Reverse the flows: EU G20 countries should stop funding fossil fuels and increase financial support for real climate solutions.
- Category: Reports & Briefs
- Published: 03 September 2015
The four EU Member States that are part of the G20 have spent nearly three times as much on fossil fuel subsidies as on climate finance. The EU, also a member of the G20, has spent six times as much on subsidizing fossil fuels as it has on climate finance.
As the G20 finance ministers will gather in Ankara this week, Climate Action Network (CAN) Europe calls upon them to take responsibility for key components of climate action; to end fossil fuel subsidies and increase financial support for renewable energy, energy efficiency and climate change adaptation.
Finance will be key to both unlocking strong ambition for climate action, and building up momentum towards the December 2015 climate summit in Paris. Phasing out fossil fuel subsidies and increasing climate finance are two key aspects to mitigate climate change and adapt to its impacts. However, despite earlier commitments, the G20 countries seem to have little appetite for real steps to phase out support for dirty fossil fuels.
“The Paris summit is dependent on a robust plan to deliver climate finance. The G20 countries need to show that they are taking this aspect seriously,” said Wendel Trio, director of CAN Europe. “We need to reverse the financial flows; financial support for fossil fuels must be eliminated while finance for low-carbon solutions and climate adaptation must be drastically increased.”
In a briefing pdf Reverse the flows: briefing on fossil fuel subsidies and climate finance (257 KB), launched today by CAN Europe, the scale of the problem is made clear.
Across the 4 EU G20 countries (Germany, France, Italy and the United Kingdom), the scale of fossil fuel subsidies, at €14 billion in 2011, is nearly 3 times higher than the annual approved climate finance of approximately €5 billion in 2013. Across the whole EU, the scale of fossil fuel subsidies at €60 billion in 2011, is six times the level of public climate finance, €9.5 billion, committed by the EU as a whole in 2013. The subsidies are high on the agenda of the Turkish G20 Presidency.

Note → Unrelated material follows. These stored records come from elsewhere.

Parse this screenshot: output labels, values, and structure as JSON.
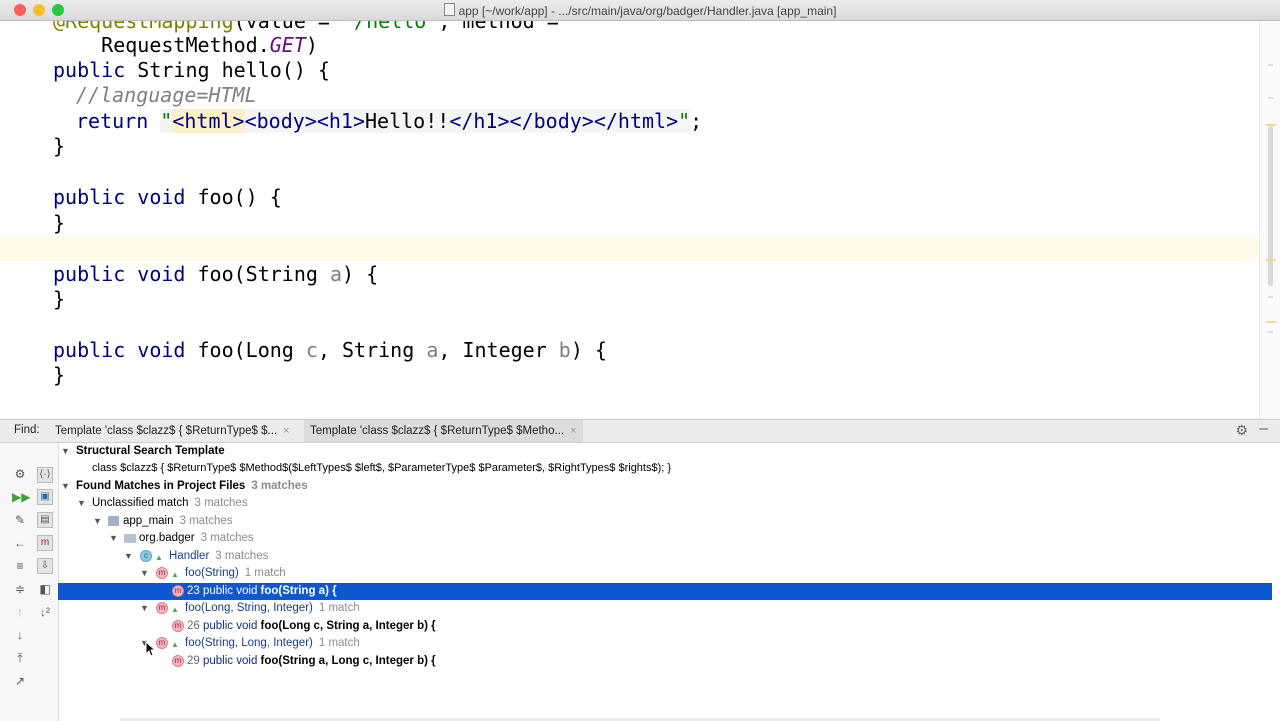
{
  "window": {
    "title": "app [~/work/app] - .../src/main/java/org/badger/Handler.java [app_main]",
    "traffic_colors": {
      "close": "#fc5f57",
      "minimize": "#fdbc2e",
      "maximize": "#28c840"
    }
  },
  "editor": {
    "line1": {
      "ann": "@RequestMapping",
      "rest": "(value = ",
      "str": "\"/hello\"",
      "mid": ", method ="
    },
    "line2": {
      "indent": "    RequestMethod.",
      "italic": "GET",
      "close": ")"
    },
    "line3": {
      "kw1": "public",
      "type": " String ",
      "name": "hello() {"
    },
    "line4": {
      "comment": "//language=HTML"
    },
    "line5": {
      "kw": "return",
      "q1": "\"",
      "t_html": "<html>",
      "t_body": "<body>",
      "t_h1": "<h1>",
      "text": "Hello!!",
      "t_h1c": "</h1>",
      "t_bodyc": "</body>",
      "t_htmlc": "</html>",
      "q2": "\"",
      "semi": ";"
    },
    "line6": "}",
    "line7": {
      "kw1": "public",
      "kw2": "void",
      "sig": "foo() {"
    },
    "line8": "}",
    "line9": {
      "kw1": "public",
      "kw2": "void",
      "name": "foo(String ",
      "param": "a",
      "close": ") {"
    },
    "line10": "}",
    "line11": {
      "kw1": "public",
      "kw2": "void",
      "p1": "foo(Long ",
      "a1": "c",
      "p2": ", String ",
      "a2": "a",
      "p3": ", Integer ",
      "a3": "b",
      "p4": ") {"
    },
    "line12": "}"
  },
  "find": {
    "label": "Find:",
    "tabs": [
      {
        "label": "Template 'class $clazz$ {   $ReturnType$ $..."
      },
      {
        "label": "Template 'class $clazz$ {   $ReturnType$ $Metho..."
      }
    ],
    "close_glyph": "×"
  },
  "tree": {
    "template_header": "Structural Search Template",
    "template_body": "class $clazz$ {   $ReturnType$ $Method$($LeftTypes$ $left$, $ParameterType$ $Parameter$, $RightTypes$ $rights$); }",
    "found_header": "Found Matches in Project Files",
    "found_count": "3 matches",
    "unclassified": {
      "label": "Unclassified match",
      "count": "3 matches"
    },
    "module": {
      "label": "app_main",
      "count": "3 matches"
    },
    "package": {
      "label": "org.badger",
      "count": "3 matches"
    },
    "class": {
      "label": "Handler",
      "count": "3 matches"
    },
    "groups": [
      {
        "label": "foo(String)",
        "count": "1 match",
        "line": "23",
        "prefix": "public void",
        "sig": "foo(String a) {"
      },
      {
        "label": "foo(Long, String, Integer)",
        "count": "1 match",
        "line": "26",
        "prefix": "public void",
        "sig": "foo(Long c, String a, Integer b) {"
      },
      {
        "label": "foo(String, Long, Integer)",
        "count": "1 match",
        "line": "29",
        "prefix": "public void",
        "sig": "foo(String a, Long c, Integer b) {"
      }
    ]
  }
}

To make things worse, the EU member states are behind schedule in committing their fair share of international climate finance targets. By 2020, EU Member States should deliver approximately €24.3 billion annually. But in 2013, EU countries were already off track with total support reaching a mere €9.46 billion.
CAN Europe also joined over 65 civil society organizations from all over the world in a call to action to the G20 for stronger and more ambitious climate action. A joint civil society letter was sent to G20 finance ministers urging them to make concrete progress in their commitment to phase out fossil fuel subsidies, to end public finance for coal and to show greater leadership in delivering climate finance.
Maeve McLynn, CAN Europe Climate and Development policy coordinator, firstname.lastname@example.org
About CAN Europe
Climate Action Network (CAN) Europe is Europe's largest coalition working on climate and energy issues. With over 120 member organisations in more than 30 European countries - representing over 44 million citizens - CAN Europe works to prevent dangerous climate change and promote sustainable climate and energy policy in Europe.